The Great Barrier Reef is dead. It has ceased to be, expired and gone to meet its maker, kicked the bucket, shuffled off its mortal coil, run down the curtain and gone to join the bleedin’ choir invisible. It is an Ex Great Barrier Reef.
Well, at least it is if you believe the left-wing media such as the Guardian, which claims today that the reef is at “terminal stage” because of damage allegedly caused by “climate change”.
Lots of eco loons have been rending their garments and throwing their (recyclable, organic, gluten-free) toys out of the pram in horror at this hideous disaster.
— Gareth Olver (@GBO26) April 10, 2017
But it’s OK. As I keep trying to explain here to anyone who’ll listen ‚Äì and obviously, also, to annoy the greenies ‚Äì is that the Great Barrier Reef isn’t in the remotest danger. Yes, it has experienced bleaching, but this is normal ‚Äì especially in dramatic El Ninos like the one we’ve just had ‚Äì and there is no reason to suspect that the GBR won’t recover.
Nor is there any particular reason to blame man’s-selfishness-and-greed-and-refusal-to-amend-his-lifestyle for the temporary damage the reef has suffered. Even if we’d done as the greenies want and bombed our economies into the dark ages, replaced all cars with bicycles and retired to caves illuminated by tallow candles ‚Äì even then, the GBR would be in exactly the same condition as it is now because El Ninos are a natural phenomenon not a man-made one.
For chapter and verse on this I recommend this most excellent essay by ecologist Jim Steele, who puts the scaremongering in its proper scientific context.
The problem is that the main man behind the scare ‚Äì Professor Terry Hughes of an impressive-sounding organisation called the National Coral Bleaching Task Force ‚Äì appears to have been more interested in generating headlines than pursuing the scientific method.
His scary aerial shots of bleached Great Barrier Reef may look like damning evidence of the effects of climate change on the reef. But here’s the rub:
Aerial surveys, on which Hughes 2017 based their analyses, cannot discriminate between the various causes of bleaching. To determine the cause of coral mortality, careful examination of bleached coral by divers is required to distinguish whether bleached coral were the result of storms, crown-of-thorns attacks, disease, aerial exposure during low tides, or anomalously warmer ocean waters. Crown-of-thorns leave diagnostic gnawing marks, while storms produce anomalous rubble. Furthermore aerial surveys only measure the areal extent of bleaching, but cannot determine the depth to which most bleaching was restricted due to sea level fall. To distinguish bleaching and mortality caused by low tide exposure, divers must measure the extent of tissue mortality and compare it with changes in sea level. For example, the Indonesian researchers found the extent of dead coral tissue was mostly relegated to the upper 15 cm of coral, which correlated with the degree of increased aerial exposure by recent low tides.
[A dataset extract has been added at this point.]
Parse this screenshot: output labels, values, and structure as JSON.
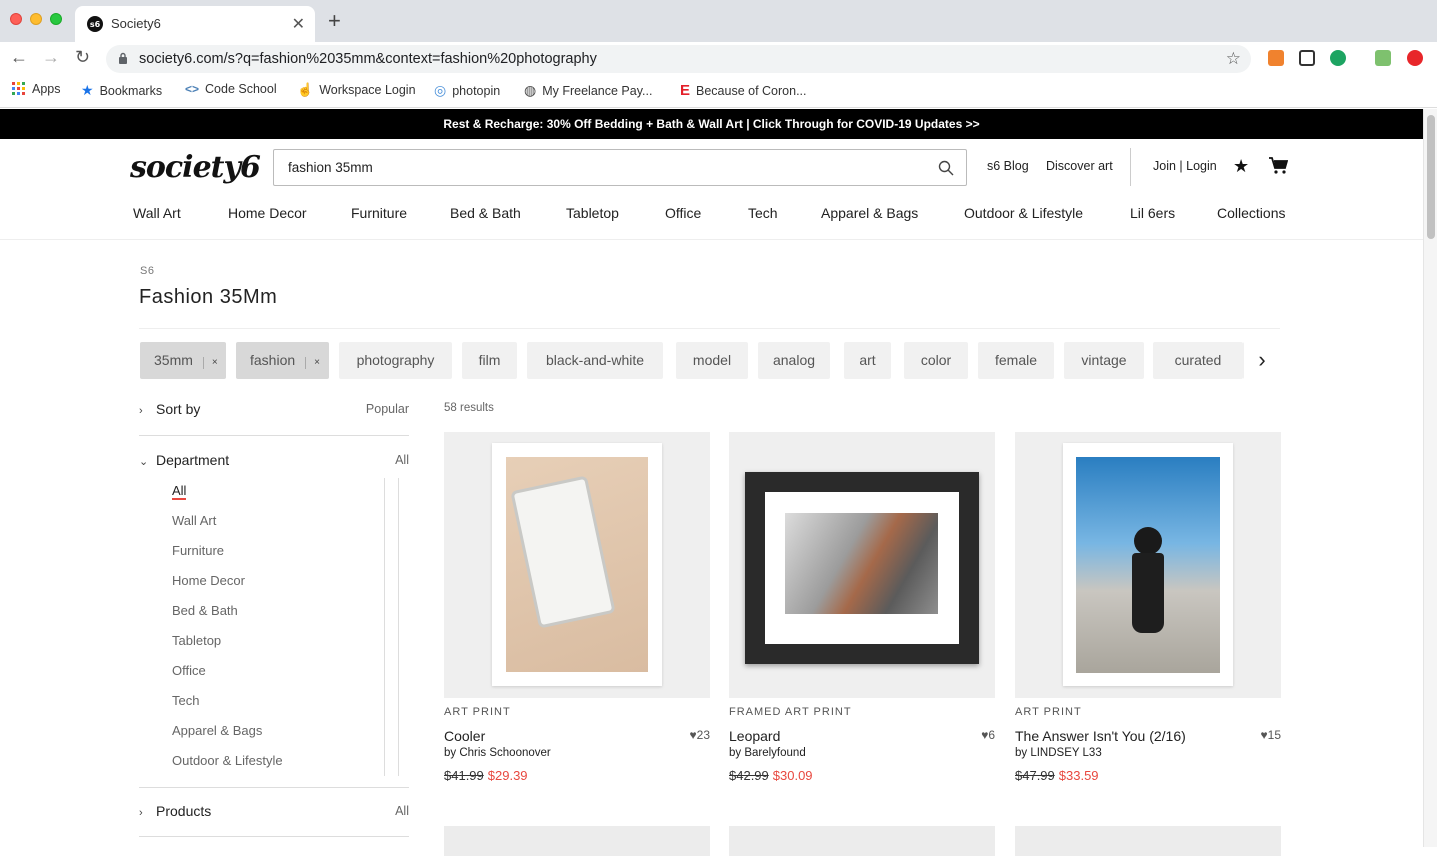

Unfortunately Hughes et al never carried out, or never reported, such critical measurements.
And no, bleaching isn’t the same as dying. Not in the slightest.
Hughes reported the various proportions of aerial bleaching as degrees of severity. But that frightened many in the public who confused bleaching with mortality, leading some misguided souls to blog the GBR was dead. However bleaching without mortality is not a worrisome event no matter how extensive. Rates of mortality and recovery are more important indices of reef health. As discussed in the article “The Coral Bleaching Debate: Is Bleaching the Legacy of a Marvelous Adaptation Mechanism or A Prelude to Extirpation?“, all coral retain greater densities of symbiotic algae (symbionts) in the winter but reduce that density in the summer, which often leads to minor seasonal bleaching episodes that are usually temporary. Under those circumstances coral typically return to normal within weeks or months. Furthermore by ejecting their current symbionts, coral can acquire new symbionts that can promote greater resilience to changing environmental conditions. Although symbiont shifting and shuffling promotes adaptation to shifting ocean temperatures, symbiont shuffling cannot protect against extreme low tide desiccation, and dead desiccated coral can no longer adapt. Humans have little control over El Ni√±os or low tides.
Why does anyone seriously imagine the Great Barrier Reef is dying? For the same reason some idiots seriously imagine that the polar bear is an endangered species. For the same reason these same pillocks think that there’s a man-made climate change problem.